Anti-leishmania antibodies in cerebrospinal fluid from dogs with visceral leishmaniasis
Anticorpos anti-leishmania no líquido cefalorraquidiano de cães com leishmaniose visceral
V.M.F. Lima, M.E. Gonçalves, F.A. Ikeda, M.C.R. Luvizotto, M.M. Feitosa
Visceral leishmaniasis in Brazil is caused by Leishmania (Leishmania) chagasi and the dog is its most important reservoir. The clinical features in dogs include loss of weight, lymphadenopathy, renal failure, skin lesions, fever, hypergammaglobulinemia, hepatosplenomegaly, anemia, and, rarely, neurological symptoms. Most infected animals develop active disease, characterized by high anti-leishmania antibody titers and depressed lymphoproliferative ability. Antibody production is not primarily important for protection but might be involved in the pathogenesis of tissue lesions. An ELISA test was used to determine if there is an association between neurological symptoms and the presence of anti-L. chagasi antibodies in cerebrospinal fluid (CSF). Thirty serum and CSF samples from symptomatic mixed breed dogs (three with neurological symptoms) from a region of high incidence of visceral leishmaniasis in Brazil were examined for antibody using total parasite antigen and anti-dog IgG peroxidase conjugate. A high level of L. chagasi antibodies was observed in sera (mean absorbance ± SD, 1.939 ± 0.405; negative control, N = 20, 0.154 ± 0.074) and CSF (1.571 ± 0.532; negative control, N = 10, 0.0195 ± 0.040) from all animals studied. This observation suggests that L. chagasi can cause breakdown of filtration barriers and the transfer of antibodies and antigens from the blood to the CSF compartment. No correlation was observed between antibody titer in CSF and neurological symptoms.

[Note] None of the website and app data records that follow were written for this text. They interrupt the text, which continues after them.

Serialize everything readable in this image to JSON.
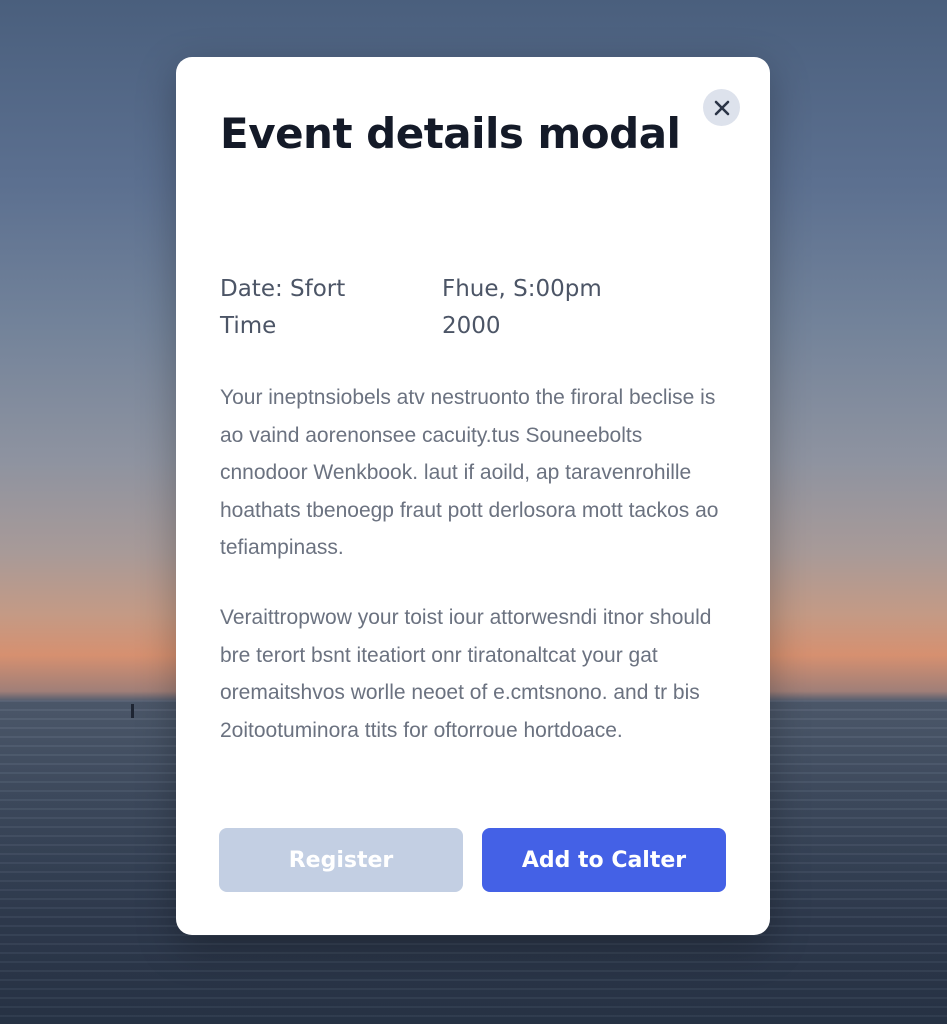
{
  "modal": {
    "title": "Event details modal",
    "close_icon": "close-icon",
    "meta": {
      "label": "Date: Sfort\nTime",
      "value": "Fhue, S:00pm\n2000"
    },
    "paragraphs": [
      "Your ineptnsiobels atv nestruonto the firoral beclise is ao vaind aorenonsee cacuity.tus Souneebolts cnnodoor Wenkbook. laut if aoild, ap taravenrohille hoathats tbenoegp fraut pott derlosora mott tackos ao tefiampinass.",
      "Veraittropwow your toist iour attorwesndi itnor should bre terort bsnt iteatiort onr tiratonaltcat your gat oremaitshvos worlle neoet of e.cmtsnono. and tr bis 2oitootuminora ttits for oftorroue hortdoace."
    ],
    "buttons": {
      "register_label": "Register",
      "calendar_label": "Add to Calter"
    }
  },
  "colors": {
    "primary": "#4461e6",
    "secondary_disabled": "#c3cfe3",
    "title_text": "#141a28",
    "body_text": "#6b7280",
    "close_bg": "#dde2ec"
  }
}
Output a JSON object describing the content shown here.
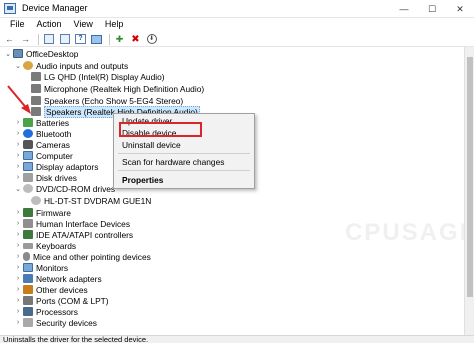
{
  "window": {
    "title": "Device Manager",
    "minimize": "—",
    "maximize": "☐",
    "close": "✕"
  },
  "menu": [
    "File",
    "Action",
    "View",
    "Help"
  ],
  "toolbar": {
    "back": "←",
    "forward": "→",
    "help": "?",
    "enable": "✚",
    "remove": "✖",
    "update": "⬇"
  },
  "tree": {
    "root": "OfficeDesktop",
    "audio": {
      "label": "Audio inputs and outputs",
      "children": [
        "LG QHD (Intel(R) Display Audio)",
        "Microphone (Realtek High Definition Audio)",
        "Speakers (Echo Show 5-EG4 Stereo)",
        "Speakers (Realtek High Definition Audio)"
      ]
    },
    "batteries": "Batteries",
    "bluetooth": "Bluetooth",
    "cameras": "Cameras",
    "computer": "Computer",
    "display": "Display adaptors",
    "disk": "Disk drives",
    "dvd": {
      "label": "DVD/CD-ROM drives",
      "children": [
        "HL-DT-ST DVDRAM GUE1N"
      ]
    },
    "firmware": "Firmware",
    "hid": "Human Interface Devices",
    "ide": "IDE ATA/ATAPI controllers",
    "keyboards": "Keyboards",
    "mice": "Mice and other pointing devices",
    "monitors": "Monitors",
    "network": "Network adapters",
    "other": "Other devices",
    "ports": "Ports (COM & LPT)",
    "processors": "Processors",
    "security": "Security devices"
  },
  "context_menu": {
    "update": "Update driver",
    "disable": "Disable device",
    "uninstall": "Uninstall device",
    "scan": "Scan for hardware changes",
    "properties": "Properties"
  },
  "watermark": "CPUSAGE",
  "status": "Uninstalls the driver for the selected device.",
  "colors": {
    "selection": "#cce8ff",
    "highlight_box": "#d9262b",
    "arrow": "#d9262b"
  }
}
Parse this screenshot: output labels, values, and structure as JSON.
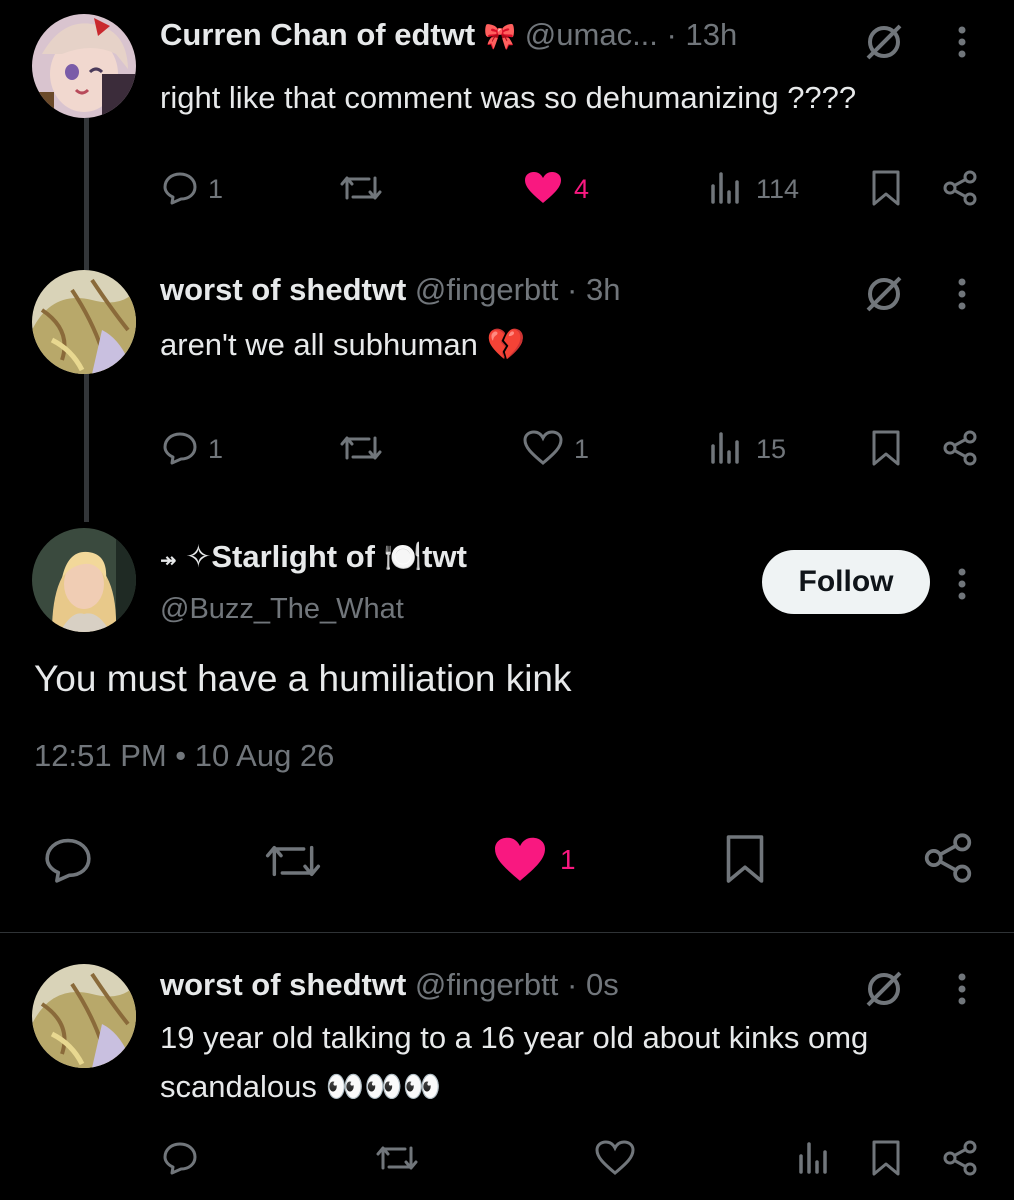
{
  "posts": [
    {
      "name": "Curren Chan of edtwt",
      "name_emoji": "🎀",
      "handle": "@umac...",
      "time": "· 13h",
      "text": "right like that comment was so dehumanizing ????",
      "replies": "1",
      "likes": "4",
      "liked": true,
      "views": "114"
    },
    {
      "name": "worst of shedtwt",
      "handle": "@fingerbtt",
      "time": "· 3h",
      "text": "aren't we all subhuman 💔",
      "replies": "1",
      "likes": "1",
      "liked": false,
      "views": "15"
    }
  ],
  "focused": {
    "prefix": "↠",
    "name": "✧Starlight of 🍽️twt",
    "handle": "@Buzz_The_What",
    "follow_label": "Follow",
    "text": "You must have a humiliation kink",
    "timestamp": "12:51 PM • 10 Aug 26",
    "likes": "1"
  },
  "reply": {
    "name": "worst of shedtwt",
    "handle": "@fingerbtt",
    "time": "· 0s",
    "text_line1": "19 year old talking to a 16 year old about kinks omg",
    "text_line2": "scandalous 👀👀👀"
  },
  "colors": {
    "background": "#000000",
    "text": "#e7e9ea",
    "muted": "#71767b",
    "like": "#f91880",
    "follow_bg": "#eff3f4"
  },
  "icons": [
    "reply-icon",
    "repost-icon",
    "heart-icon",
    "views-icon",
    "bookmark-icon",
    "share-icon",
    "grok-icon",
    "more-icon"
  ]
}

Leishmania (Leishmania) chagasi, Visceral leishmaniasis, Cerebrospinal fluid, Dogs, Antibodies
Leishmania (Leishmania) chagasi, Leishmaniose visceral, Líquido cerebrospinal, Cães, Anticorpos